The second hand sweeps the face of the Auto Chrono with a certain melody that will cause you to give it a double take. When I wear it I feel as though it should be the centre piece, but it doesn’t demand that kind of status. Hamilton has, in essence, created a timepiece that comes complete with its own personality, and when you wear it you are borrowing the best pieces of it. When the watch is on my wrist I feel less like Cameron Martel and more like James Bond, minus the PPK.

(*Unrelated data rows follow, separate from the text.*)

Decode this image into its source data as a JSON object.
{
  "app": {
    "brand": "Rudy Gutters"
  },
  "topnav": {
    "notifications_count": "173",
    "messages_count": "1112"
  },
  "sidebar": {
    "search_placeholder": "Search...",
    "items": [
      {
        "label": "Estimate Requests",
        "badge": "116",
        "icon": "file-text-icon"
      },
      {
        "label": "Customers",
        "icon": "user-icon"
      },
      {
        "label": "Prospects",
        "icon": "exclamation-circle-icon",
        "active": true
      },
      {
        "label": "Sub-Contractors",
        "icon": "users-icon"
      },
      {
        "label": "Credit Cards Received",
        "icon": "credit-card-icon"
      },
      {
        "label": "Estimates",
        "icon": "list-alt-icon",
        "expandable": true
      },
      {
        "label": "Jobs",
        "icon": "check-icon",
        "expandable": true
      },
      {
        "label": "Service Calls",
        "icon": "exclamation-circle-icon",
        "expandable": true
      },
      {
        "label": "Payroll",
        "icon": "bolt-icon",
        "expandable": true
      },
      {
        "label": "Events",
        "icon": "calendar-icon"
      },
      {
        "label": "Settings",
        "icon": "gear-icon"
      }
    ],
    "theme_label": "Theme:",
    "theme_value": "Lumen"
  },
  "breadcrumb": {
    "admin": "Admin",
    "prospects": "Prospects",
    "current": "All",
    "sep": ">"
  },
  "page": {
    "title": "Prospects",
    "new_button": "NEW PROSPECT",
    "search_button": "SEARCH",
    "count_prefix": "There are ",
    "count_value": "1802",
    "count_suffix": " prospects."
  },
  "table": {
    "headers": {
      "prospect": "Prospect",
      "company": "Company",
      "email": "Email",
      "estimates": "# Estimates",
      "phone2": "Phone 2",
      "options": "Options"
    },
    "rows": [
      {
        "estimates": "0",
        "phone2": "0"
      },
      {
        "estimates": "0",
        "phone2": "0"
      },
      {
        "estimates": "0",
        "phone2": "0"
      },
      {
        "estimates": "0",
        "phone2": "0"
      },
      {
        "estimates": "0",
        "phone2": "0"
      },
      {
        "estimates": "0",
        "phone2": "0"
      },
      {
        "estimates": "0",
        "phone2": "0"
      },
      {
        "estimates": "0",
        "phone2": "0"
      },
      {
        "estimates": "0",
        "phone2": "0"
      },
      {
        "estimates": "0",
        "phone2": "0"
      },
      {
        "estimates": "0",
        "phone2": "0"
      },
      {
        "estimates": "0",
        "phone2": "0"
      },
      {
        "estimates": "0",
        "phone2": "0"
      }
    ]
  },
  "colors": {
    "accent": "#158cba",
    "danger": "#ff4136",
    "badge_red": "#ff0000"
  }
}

Pressing the button above the crown will reward you with an authorative click as the chronograph springs into action. Pressing it again will stop the chronograph, and pressing the button below the crown will reset the hands to their original positions. Once activated, if left to its own devices, and assuming suitable charge in the power reserve, the chronograph will tick along for a full twelve hours before reaching its maximum display. The 30 minute display is placed prominently at 12 o’clock, while the 12 hour display rests at 6 o’clock. The date display remains at the familiar 4 o’clock position.
As I’ve said numerous times before, with dress watches you are typically left wanting for nighttime visibility. However, the Auto Chrono has a luminescent inlay in the hour and minute hands, as well as the hour markers. It’s not fantastic, but it is quite readable.

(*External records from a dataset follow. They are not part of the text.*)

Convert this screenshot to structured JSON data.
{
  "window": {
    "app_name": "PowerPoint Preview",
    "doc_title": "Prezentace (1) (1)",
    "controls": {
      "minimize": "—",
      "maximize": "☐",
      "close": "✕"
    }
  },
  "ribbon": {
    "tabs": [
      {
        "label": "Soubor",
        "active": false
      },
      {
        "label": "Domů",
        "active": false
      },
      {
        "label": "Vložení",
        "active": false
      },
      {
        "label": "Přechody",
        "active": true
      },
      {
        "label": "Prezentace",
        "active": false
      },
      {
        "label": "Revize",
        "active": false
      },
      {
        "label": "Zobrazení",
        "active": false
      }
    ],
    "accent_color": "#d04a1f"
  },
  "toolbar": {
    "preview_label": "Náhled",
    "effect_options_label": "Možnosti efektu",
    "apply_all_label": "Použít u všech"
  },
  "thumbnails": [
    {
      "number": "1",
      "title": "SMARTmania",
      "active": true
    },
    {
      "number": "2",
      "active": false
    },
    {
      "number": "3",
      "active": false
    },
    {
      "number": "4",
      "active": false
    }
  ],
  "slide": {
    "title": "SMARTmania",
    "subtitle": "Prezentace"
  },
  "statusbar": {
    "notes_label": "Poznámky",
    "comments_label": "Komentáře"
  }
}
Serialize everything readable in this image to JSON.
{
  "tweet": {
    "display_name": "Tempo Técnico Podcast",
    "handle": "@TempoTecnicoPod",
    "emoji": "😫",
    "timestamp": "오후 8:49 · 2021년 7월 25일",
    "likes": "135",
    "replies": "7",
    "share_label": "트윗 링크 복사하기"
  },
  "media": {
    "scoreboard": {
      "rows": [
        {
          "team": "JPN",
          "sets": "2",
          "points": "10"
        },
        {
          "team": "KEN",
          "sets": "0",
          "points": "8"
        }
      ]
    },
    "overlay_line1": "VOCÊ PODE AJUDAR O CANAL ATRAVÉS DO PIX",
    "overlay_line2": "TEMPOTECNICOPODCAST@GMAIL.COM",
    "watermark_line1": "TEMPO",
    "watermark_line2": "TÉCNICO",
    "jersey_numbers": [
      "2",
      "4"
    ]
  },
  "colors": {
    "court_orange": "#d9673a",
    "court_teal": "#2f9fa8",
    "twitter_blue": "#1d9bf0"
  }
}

Manipulating the movement is easy:
- Pull the crown to position 3 to set the time.
- Pull the crown to position 2 to set the date. Note that you are limited to progressing the date forward only.

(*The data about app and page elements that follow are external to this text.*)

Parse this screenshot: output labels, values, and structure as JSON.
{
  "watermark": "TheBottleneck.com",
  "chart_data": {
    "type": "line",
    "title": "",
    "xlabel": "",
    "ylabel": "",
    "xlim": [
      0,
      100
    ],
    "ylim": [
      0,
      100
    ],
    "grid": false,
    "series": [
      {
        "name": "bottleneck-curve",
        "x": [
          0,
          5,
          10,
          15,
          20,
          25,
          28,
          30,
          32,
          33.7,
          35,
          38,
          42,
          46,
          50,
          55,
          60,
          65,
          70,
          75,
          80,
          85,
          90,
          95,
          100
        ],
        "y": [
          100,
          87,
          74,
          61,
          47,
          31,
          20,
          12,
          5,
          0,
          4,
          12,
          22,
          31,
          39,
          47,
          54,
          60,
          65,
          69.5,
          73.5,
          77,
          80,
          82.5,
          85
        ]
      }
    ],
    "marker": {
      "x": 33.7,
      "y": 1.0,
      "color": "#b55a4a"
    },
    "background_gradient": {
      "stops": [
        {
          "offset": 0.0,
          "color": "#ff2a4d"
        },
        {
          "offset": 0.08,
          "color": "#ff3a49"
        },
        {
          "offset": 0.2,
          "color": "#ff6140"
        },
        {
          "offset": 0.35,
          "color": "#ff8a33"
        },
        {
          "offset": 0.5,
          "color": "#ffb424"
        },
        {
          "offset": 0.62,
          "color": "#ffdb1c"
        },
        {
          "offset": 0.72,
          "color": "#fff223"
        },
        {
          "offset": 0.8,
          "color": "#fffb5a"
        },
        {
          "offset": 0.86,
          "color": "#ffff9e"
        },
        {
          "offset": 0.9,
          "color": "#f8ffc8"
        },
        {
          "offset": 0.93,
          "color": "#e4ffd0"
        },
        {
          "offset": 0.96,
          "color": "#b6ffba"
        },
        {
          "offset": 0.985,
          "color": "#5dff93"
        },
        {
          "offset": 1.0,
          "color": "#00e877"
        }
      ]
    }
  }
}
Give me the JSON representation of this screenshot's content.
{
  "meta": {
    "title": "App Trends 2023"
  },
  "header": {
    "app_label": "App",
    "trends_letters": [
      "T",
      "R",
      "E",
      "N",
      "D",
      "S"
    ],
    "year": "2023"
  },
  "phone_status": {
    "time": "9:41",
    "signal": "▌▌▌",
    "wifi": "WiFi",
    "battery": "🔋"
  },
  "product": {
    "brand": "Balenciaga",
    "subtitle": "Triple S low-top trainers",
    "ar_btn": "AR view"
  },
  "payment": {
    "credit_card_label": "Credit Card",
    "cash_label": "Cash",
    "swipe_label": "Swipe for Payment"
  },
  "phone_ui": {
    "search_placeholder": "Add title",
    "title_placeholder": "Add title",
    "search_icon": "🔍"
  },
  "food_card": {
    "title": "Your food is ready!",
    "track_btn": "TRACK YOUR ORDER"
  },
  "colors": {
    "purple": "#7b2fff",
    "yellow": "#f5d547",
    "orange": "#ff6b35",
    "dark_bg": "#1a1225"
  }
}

Movement Accuracy & Reliability
The Hamilton Jazzmaster Auto Chrono is powered by the H21 movement, which itself is based off of the Valjoux 7750. The Valjoux 7750 is widely considered an excellent and reliable movement, and while the H21 is not necessarily the same movement, the fact that it is based off of the Valjoux 7750 suggests that it should be reliable.
However, approximately 7 months after purchasing the Auto Chrono it required servicing as the second hand stopped functioning. Hamilton performed the service for free, and when it was returned four weeks later it functioned normally. I have not experienced any problems with it since.
To Conclude My Hamilton Jazzmaster Auto Chrono Review
The common person would consider themselves lucky to be able to afford a $2,000 watch. At this price point you are often presented with entry-level models from “prestigious brands”, such as quartz powered Tag’s, or used automatics. It’s rare to find a watch that uses a bespoke movement, as most are powered by standard ETA movements. Now, don’t take that the wrong way: most ETA movements are used because they are reliable workhorses, and watches that sport ETA movements can last decades when properly cared for.
Were I to have my say to the common person, however, it’d be simple: find a watch that you genuinely enjoy, and make sure it’s something that feels significant. If the Auto Chrono should catch your eye it’d be well worth your time to give it your consideration. It’s a fantastic timepiece that takes everything you love about watches and timekeeping and packages it into a beautifully crafted 42mm case. When you place it on your wrist you may well find yourself second guessing thoughts with respect to its removal, and frankly, you wouldn’t be blamed for feeling that way.
Hamilton really has built something exceptional with the Auto Chrono, and you’ll feel that every time you put it on.
Reviewers Pick – A Great Buy!
Buy: $1,700 – $2,200, Amazon